* [Records supplied]
=== Section Start ===

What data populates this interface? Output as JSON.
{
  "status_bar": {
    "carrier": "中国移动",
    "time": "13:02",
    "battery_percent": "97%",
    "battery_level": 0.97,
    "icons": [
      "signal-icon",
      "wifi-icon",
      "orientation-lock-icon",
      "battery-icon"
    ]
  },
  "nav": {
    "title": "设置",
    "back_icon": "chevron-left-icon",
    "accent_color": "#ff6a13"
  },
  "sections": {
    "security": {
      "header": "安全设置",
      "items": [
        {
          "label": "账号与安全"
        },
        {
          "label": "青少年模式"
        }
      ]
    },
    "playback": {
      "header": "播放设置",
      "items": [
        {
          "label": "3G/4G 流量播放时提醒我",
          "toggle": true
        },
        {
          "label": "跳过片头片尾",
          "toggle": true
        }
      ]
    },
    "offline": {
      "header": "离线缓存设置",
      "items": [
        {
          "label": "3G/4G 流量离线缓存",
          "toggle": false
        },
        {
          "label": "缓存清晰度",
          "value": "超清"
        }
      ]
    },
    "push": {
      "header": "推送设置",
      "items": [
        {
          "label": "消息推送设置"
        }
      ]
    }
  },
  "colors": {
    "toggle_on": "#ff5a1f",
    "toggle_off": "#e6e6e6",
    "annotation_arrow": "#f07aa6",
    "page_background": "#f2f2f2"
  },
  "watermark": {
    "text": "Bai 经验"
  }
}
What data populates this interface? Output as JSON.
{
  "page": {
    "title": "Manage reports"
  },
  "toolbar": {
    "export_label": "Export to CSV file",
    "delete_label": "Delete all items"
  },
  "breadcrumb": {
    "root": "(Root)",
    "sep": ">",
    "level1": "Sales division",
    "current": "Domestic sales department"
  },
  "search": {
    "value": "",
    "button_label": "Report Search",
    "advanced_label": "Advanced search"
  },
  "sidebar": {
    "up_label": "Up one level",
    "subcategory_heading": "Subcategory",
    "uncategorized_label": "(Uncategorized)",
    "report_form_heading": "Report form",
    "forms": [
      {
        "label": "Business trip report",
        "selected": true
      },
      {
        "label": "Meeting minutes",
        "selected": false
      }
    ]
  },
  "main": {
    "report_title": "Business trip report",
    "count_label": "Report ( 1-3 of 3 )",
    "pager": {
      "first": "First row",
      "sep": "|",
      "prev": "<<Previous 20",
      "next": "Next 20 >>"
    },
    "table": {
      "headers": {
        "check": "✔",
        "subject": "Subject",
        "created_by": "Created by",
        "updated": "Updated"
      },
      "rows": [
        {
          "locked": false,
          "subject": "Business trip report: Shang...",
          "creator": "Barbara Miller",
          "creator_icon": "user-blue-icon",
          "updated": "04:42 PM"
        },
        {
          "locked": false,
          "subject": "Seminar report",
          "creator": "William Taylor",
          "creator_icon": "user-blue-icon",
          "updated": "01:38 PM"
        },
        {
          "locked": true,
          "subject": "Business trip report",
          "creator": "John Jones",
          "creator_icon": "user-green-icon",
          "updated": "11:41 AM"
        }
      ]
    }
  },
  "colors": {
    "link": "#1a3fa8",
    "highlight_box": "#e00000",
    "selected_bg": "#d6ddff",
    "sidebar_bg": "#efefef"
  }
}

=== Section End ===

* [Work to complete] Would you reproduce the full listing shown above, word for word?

* [Task response]
What data populates this interface? Output as JSON.
{
  "status_bar": {
    "carrier": "中国移动",
    "time": "13:02",
    "battery_percent": "97%",
    "battery_level": 0.97,
    "icons": [
      "signal-icon",
      "wifi-icon",
      "orientation-lock-icon",
      "battery-icon"
    ]
  },
  "nav": {
    "title": "设置",
    "back_icon": "chevron-left-icon",
    "accent_color": "#ff6a13"
  },
  "sections": {
    "security": {
      "header": "安全设置",
      "items": [
        {
          "label": "账号与安全"
        },
        {
          "label": "青少年模式"
        }
      ]
    },
    "playback": {
      "header": "播放设置",
      "items": [
        {
          "label": "3G/4G 流量播放时提醒我",
          "toggle": true
        },
        {
          "label": "跳过片头片尾",
          "toggle": true
        }
      ]
    },
    "offline": {
      "header": "离线缓存设置",
      "items": [
        {
          "label": "3G/4G 流量离线缓存",
          "toggle": false
        },
        {
          "label": "缓存清晰度",
          "value": "超清"
        }
      ]
    },
    "push": {
      "header": "推送设置",
      "items": [
        {
          "label": "消息推送设置"
        }
      ]
    }
  },
  "colors": {
    "toggle_on": "#ff5a1f",
    "toggle_off": "#e6e6e6",
    "annotation_arrow": "#f07aa6",
    "page_background": "#f2f2f2"
  },
  "watermark": {
    "text": "Bai 经验"
  }
}
What data populates this interface? Output as JSON.
{
  "page": {
    "title": "Manage reports"
  },
  "toolbar": {
    "export_label": "Export to CSV file",
    "delete_label": "Delete all items"
  },
  "breadcrumb": {
    "root": "(Root)",
    "sep": ">",
    "level1": "Sales division",
    "current": "Domestic sales department"
  },
  "search": {
    "value": "",
    "button_label": "Report Search",
    "advanced_label": "Advanced search"
  },
  "sidebar": {
    "up_label": "Up one level",
    "subcategory_heading": "Subcategory",
    "uncategorized_label": "(Uncategorized)",
    "report_form_heading": "Report form",
    "forms": [
      {
        "label": "Business trip report",
        "selected": true
      },
      {
        "label": "Meeting minutes",
        "selected": false
      }
    ]
  },
  "main": {
    "report_title": "Business trip report",
    "count_label": "Report ( 1-3 of 3 )",
    "pager": {
      "first": "First row",
      "sep": "|",
      "prev": "<<Previous 20",
      "next": "Next 20 >>"
    },
    "table": {
      "headers": {
        "check": "✔",
        "subject": "Subject",
        "created_by": "Created by",
        "updated": "Updated"
      },
      "rows": [
        {
          "locked": false,
          "subject": "Business trip report: Shang...",
          "creator": "Barbara Miller",
          "creator_icon": "user-blue-icon",
          "updated": "04:42 PM"
        },
        {
          "locked": false,
          "subject": "Seminar report",
          "creator": "William Taylor",
          "creator_icon": "user-blue-icon",
          "updated": "01:38 PM"
        },
        {
          "locked": true,
          "subject": "Business trip report",
          "creator": "John Jones",
          "creator_icon": "user-green-icon",
          "updated": "11:41 AM"
        }
      ]
    }
  },
  "colors": {
    "link": "#1a3fa8",
    "highlight_box": "#e00000",
    "selected_bg": "#d6ddff",
    "sidebar_bg": "#efefef"
  }
}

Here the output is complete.